Eternal vigil at the nation's 'eastern gate'
Zhu Xinxin, a member of the garrison, smiles as he is visited by his wife last month. [Photo by WANG ZHUANGFEI/CHINA DAILY]
"The regular training sessions and not being able to leave the camp can make life a little boring. We need to improve our mood on our own and avoid becoming emotional. Usually, we play basketball, snooker, phone games or just chat and joke with each other," he added.
In addition to those activities, Chen said the sailors have a special place to lift their spirits when they feel down.
"About 20 minutes' walk from the camp, there is a large stone facing the sea that few tourists visit. When we have time, we like to go there alone, to stare at the sea or even shout at it.
"Usually, we shout: 'XXXX, I miss you!' or 'Yes, you can do it!' and 'Don't be afraid!' Sometimes if someone happens to be passing and hears our words, they shout back 'Forget about her' or 'You mustn't miss her'," Chen said.
The stone also offers a useful retreat when squad leaders need to help members of their team deal with loneliness or depression.
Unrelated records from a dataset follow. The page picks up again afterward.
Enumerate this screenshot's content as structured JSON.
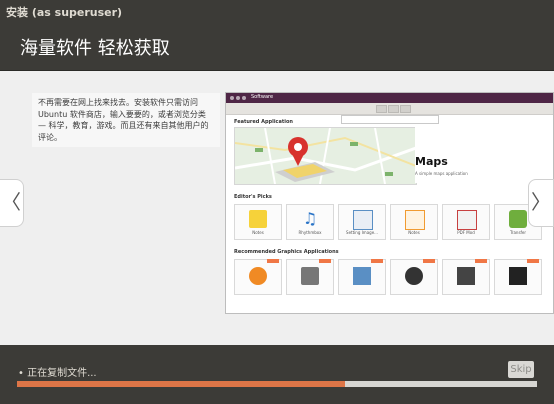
{
  "window": {
    "title": "安装 (as superuser)"
  },
  "header": {
    "title": "海量软件 轻松获取"
  },
  "slide": {
    "text": "不再需要在网上找来找去。安装软件只需访问 Ubuntu 软件商店，输入要要的，或者浏览分类 — 科学，教育，游戏。而且还有来自其他用户的评论。",
    "prev_label": "〈",
    "next_label": "〉",
    "screenshot": {
      "title": "Software",
      "featured_label": "Featured Application",
      "banner_title": "Maps",
      "banner_subtitle": "A simple maps application",
      "editors_picks_label": "Editor's Picks",
      "recommended_label": "Recommended Graphics Applications",
      "picks": [
        {
          "label": "Notes",
          "icon": "notes-icon",
          "color": "#f6d23a"
        },
        {
          "label": "Rhythmbox",
          "icon": "music-icon",
          "color": "#2a74c7"
        },
        {
          "label": "Setting Image...",
          "icon": "settings-icon",
          "color": "#5a8fc4"
        },
        {
          "label": "Notes",
          "icon": "box-icon",
          "color": "#f19b30"
        },
        {
          "label": "PDF Mod",
          "icon": "pdf-icon",
          "color": "#c74040"
        },
        {
          "label": "Transfer",
          "icon": "transfer-icon",
          "color": "#6fae3d"
        }
      ]
    }
  },
  "footer": {
    "status": "• 正在复制文件...",
    "skip_label": "Skip",
    "progress": 0.63
  },
  "colors": {
    "accent": "#dd7547",
    "window_bg": "#3c3b37",
    "slide_bg": "#efefef"
  }
}
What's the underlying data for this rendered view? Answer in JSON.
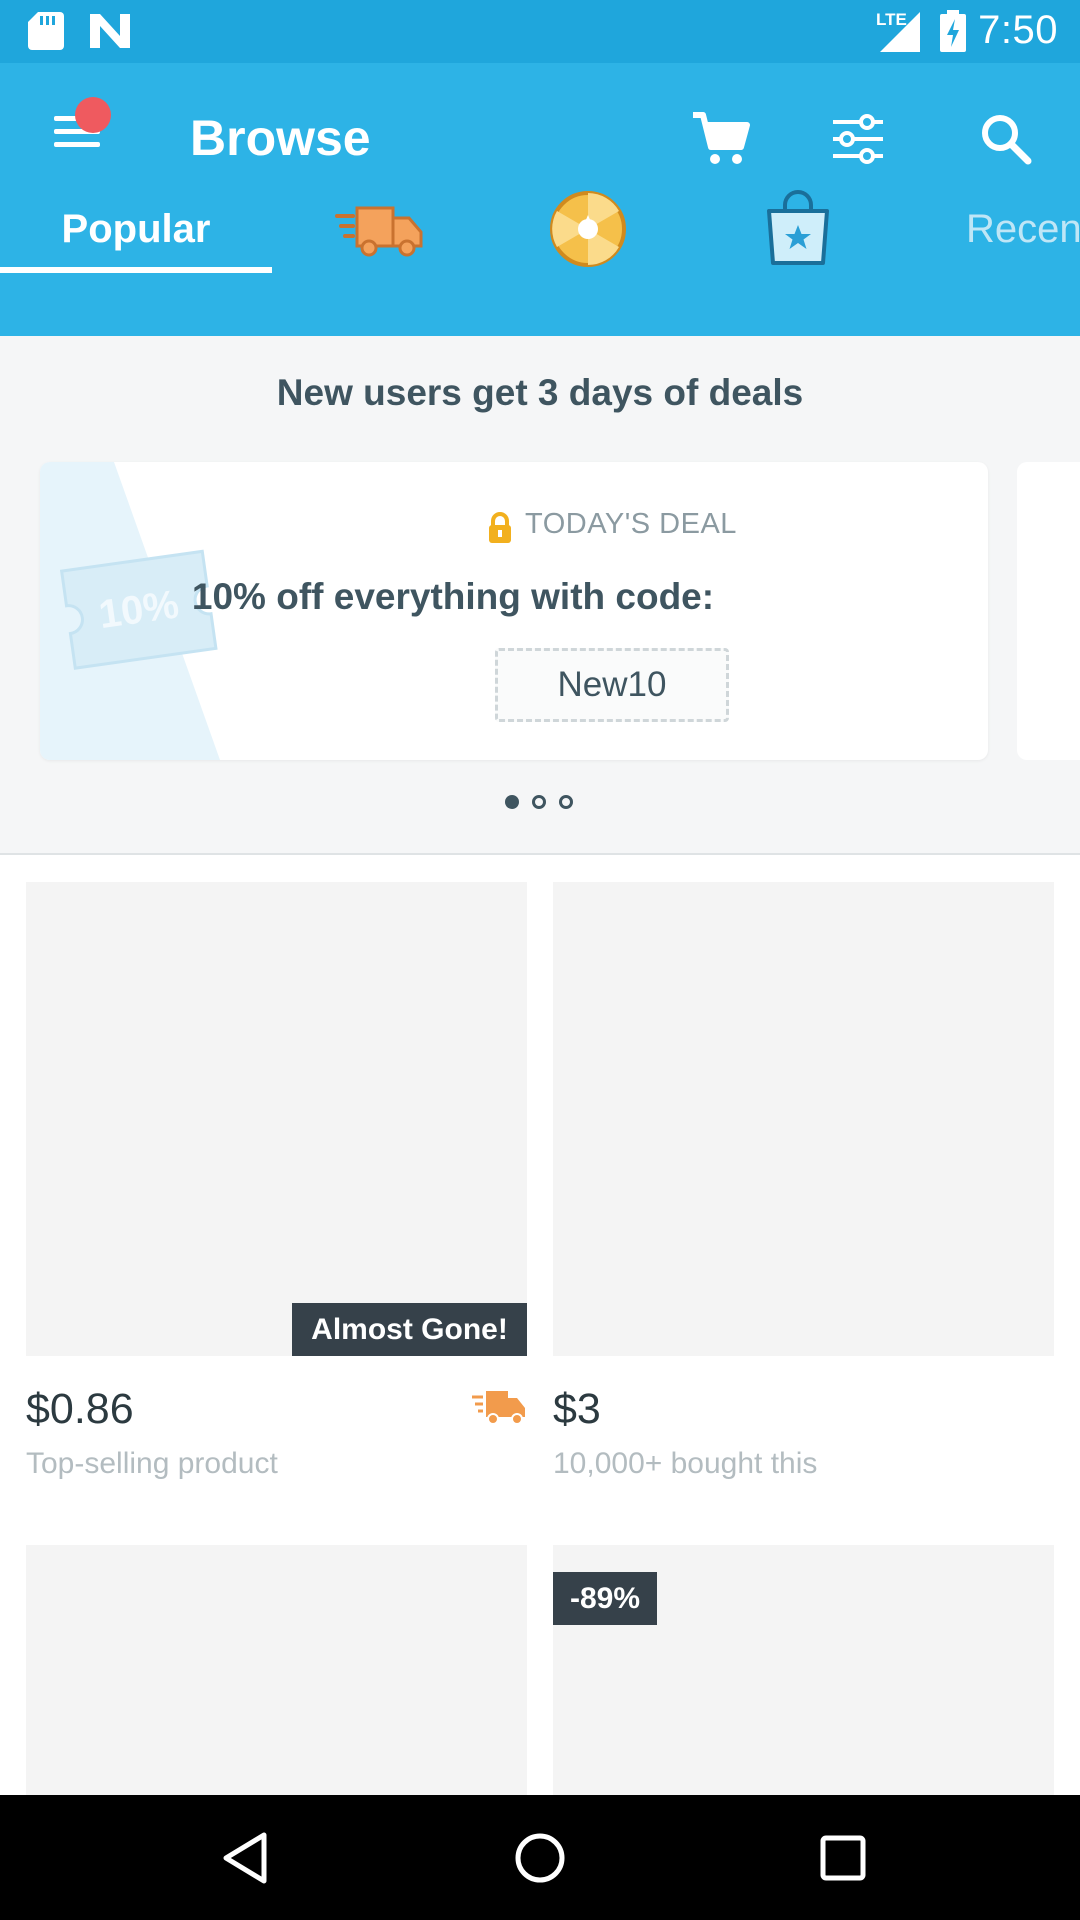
{
  "status_bar": {
    "time": "7:50",
    "network": "LTE"
  },
  "app_bar": {
    "menu_icon": "menu-icon",
    "notification_dot_color": "#ef5a5f",
    "title": "Browse",
    "cart_icon": "cart-icon",
    "filter_icon": "filter-icon",
    "search_icon": "search-icon"
  },
  "tabs": [
    {
      "label": "Popular",
      "active": true
    },
    {
      "icon": "express-truck-icon"
    },
    {
      "icon": "daily-wheel-icon"
    },
    {
      "icon": "star-bag-icon"
    },
    {
      "label": "Recen"
    }
  ],
  "promo": {
    "title": "New users get 3 days of deals",
    "deal_label": "TODAY'S DEAL",
    "deal_text": "10% off everything with code:",
    "code": "New10",
    "coupon_text": "10%",
    "page_count": 3,
    "active_page": 1
  },
  "products": [
    {
      "price": "$0.86",
      "subtitle": "Top-selling product",
      "badge": "Almost Gone!",
      "express_shipping": true
    },
    {
      "price": "$3",
      "subtitle": "10,000+ bought this"
    },
    {},
    {
      "discount_badge": "-89%"
    }
  ],
  "nav_bar": {
    "back_icon": "back-icon",
    "home_icon": "home-icon",
    "recents_icon": "recents-icon"
  }
}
They often take unhappy team members to the stone and chat with them privately.